Is this a good deal? Well, it you want to start a blog today, not spend any money doing it and start making money immediately, then yes. If you want to own your own brand, do all the business functions yourself and not work with anyone, then clearly no. If you have an existing blog and you’re looking to move to our platform you probably have to think about it because you’re giving up your domain and gaining a sales and opertational force.

The bottom line is that if the blogger is happy and makes money, we make money. If the blogger is not happy and doesn’t make money, neither do we. It is a partnership and that’s not for everyone. Plain and simple.

I heard you’re going to have 500 blogs, really?

Our goal is to launch a blog or two a week for the next year. On that pace we think we can get to 100 in about a year. If this all works having a couple of hundred in a couple of years doesn’t seem far-fetched.

How much money do you think a blog can make?

We think a b2b blog can make anywhere from $250 to $2,000 a week today. Now, this will vary by blog and industry obviously. Rafat claims to make $70,000 a year (or a little about $1,500 a week) and Nick Denton claims to make $24,000 a month on two blogs (or $12,000 each, which is $250 a week). We can’t guarantee this, but we are going to be giving bloggers the first $500 a month so that if the blog is low revenue they can at least make something before the 50-50% split comes into play.

How are you going to make money?

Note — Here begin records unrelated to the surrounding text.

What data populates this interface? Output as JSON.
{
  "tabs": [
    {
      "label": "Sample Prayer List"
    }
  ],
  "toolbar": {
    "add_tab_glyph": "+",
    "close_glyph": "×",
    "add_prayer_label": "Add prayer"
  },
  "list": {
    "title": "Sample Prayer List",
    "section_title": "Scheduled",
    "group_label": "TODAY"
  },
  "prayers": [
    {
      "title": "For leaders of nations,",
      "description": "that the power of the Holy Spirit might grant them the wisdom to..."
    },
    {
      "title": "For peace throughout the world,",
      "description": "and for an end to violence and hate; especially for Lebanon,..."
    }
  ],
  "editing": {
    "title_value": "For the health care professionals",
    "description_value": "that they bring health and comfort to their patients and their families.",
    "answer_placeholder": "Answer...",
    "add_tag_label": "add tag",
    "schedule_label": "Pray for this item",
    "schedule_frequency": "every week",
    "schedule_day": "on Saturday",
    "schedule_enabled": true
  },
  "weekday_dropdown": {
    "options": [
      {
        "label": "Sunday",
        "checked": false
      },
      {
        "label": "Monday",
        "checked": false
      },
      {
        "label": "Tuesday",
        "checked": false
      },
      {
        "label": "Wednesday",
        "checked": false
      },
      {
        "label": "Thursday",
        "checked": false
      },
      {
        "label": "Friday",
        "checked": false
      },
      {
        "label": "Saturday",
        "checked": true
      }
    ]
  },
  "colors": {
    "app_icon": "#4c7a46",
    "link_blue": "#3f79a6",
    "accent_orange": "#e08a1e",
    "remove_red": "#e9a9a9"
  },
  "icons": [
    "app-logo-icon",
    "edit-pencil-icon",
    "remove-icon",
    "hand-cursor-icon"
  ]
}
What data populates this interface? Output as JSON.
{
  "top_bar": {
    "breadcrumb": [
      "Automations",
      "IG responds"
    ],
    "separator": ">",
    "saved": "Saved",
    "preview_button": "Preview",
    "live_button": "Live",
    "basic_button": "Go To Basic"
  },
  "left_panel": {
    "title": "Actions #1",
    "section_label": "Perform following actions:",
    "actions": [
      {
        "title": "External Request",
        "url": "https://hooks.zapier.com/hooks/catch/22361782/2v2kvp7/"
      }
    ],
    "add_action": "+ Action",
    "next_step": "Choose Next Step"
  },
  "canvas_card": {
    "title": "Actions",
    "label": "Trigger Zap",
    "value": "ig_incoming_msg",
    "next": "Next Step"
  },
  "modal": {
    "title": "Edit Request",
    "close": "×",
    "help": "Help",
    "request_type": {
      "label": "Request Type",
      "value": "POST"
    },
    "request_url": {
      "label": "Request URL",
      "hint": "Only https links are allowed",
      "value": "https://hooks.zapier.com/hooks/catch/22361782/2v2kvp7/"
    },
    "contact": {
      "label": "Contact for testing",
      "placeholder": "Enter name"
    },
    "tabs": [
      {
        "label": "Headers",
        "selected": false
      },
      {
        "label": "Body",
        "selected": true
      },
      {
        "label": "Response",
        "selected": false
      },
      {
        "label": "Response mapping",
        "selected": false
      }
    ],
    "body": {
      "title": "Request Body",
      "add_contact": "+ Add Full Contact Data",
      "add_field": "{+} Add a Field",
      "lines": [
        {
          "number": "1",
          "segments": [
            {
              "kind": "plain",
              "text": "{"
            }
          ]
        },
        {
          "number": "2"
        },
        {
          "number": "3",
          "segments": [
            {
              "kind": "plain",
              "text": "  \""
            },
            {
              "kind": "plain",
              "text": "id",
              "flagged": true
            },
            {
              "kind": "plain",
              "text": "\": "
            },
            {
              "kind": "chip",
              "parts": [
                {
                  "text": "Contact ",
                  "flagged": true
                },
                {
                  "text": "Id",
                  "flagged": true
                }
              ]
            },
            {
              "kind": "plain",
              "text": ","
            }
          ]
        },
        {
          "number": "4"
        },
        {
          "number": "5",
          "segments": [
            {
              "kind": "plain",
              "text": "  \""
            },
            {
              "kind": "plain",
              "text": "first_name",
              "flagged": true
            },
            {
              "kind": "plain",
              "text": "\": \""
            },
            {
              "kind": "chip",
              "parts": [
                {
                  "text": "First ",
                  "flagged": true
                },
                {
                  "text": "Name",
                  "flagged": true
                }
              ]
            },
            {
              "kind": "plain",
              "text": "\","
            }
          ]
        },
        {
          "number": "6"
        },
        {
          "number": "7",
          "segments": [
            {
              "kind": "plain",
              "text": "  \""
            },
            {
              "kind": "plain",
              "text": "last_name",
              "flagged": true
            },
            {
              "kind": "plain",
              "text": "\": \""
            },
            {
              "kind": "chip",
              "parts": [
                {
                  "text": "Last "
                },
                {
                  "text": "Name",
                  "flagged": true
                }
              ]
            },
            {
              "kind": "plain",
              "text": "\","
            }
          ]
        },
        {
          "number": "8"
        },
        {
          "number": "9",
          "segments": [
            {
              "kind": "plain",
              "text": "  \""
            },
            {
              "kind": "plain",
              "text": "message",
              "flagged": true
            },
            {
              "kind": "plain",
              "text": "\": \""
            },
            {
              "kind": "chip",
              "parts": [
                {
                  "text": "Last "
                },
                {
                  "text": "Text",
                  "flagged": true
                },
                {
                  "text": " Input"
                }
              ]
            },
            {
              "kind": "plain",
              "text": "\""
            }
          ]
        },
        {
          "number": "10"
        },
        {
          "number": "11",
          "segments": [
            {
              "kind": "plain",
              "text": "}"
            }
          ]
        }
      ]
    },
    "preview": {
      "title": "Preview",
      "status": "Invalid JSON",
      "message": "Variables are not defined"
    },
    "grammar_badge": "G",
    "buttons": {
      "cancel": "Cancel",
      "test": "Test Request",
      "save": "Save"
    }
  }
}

We have a number of revenue streams planned. You’ll see them on the sites as they are launched. None of them are radically different then what has been done on the Web previously.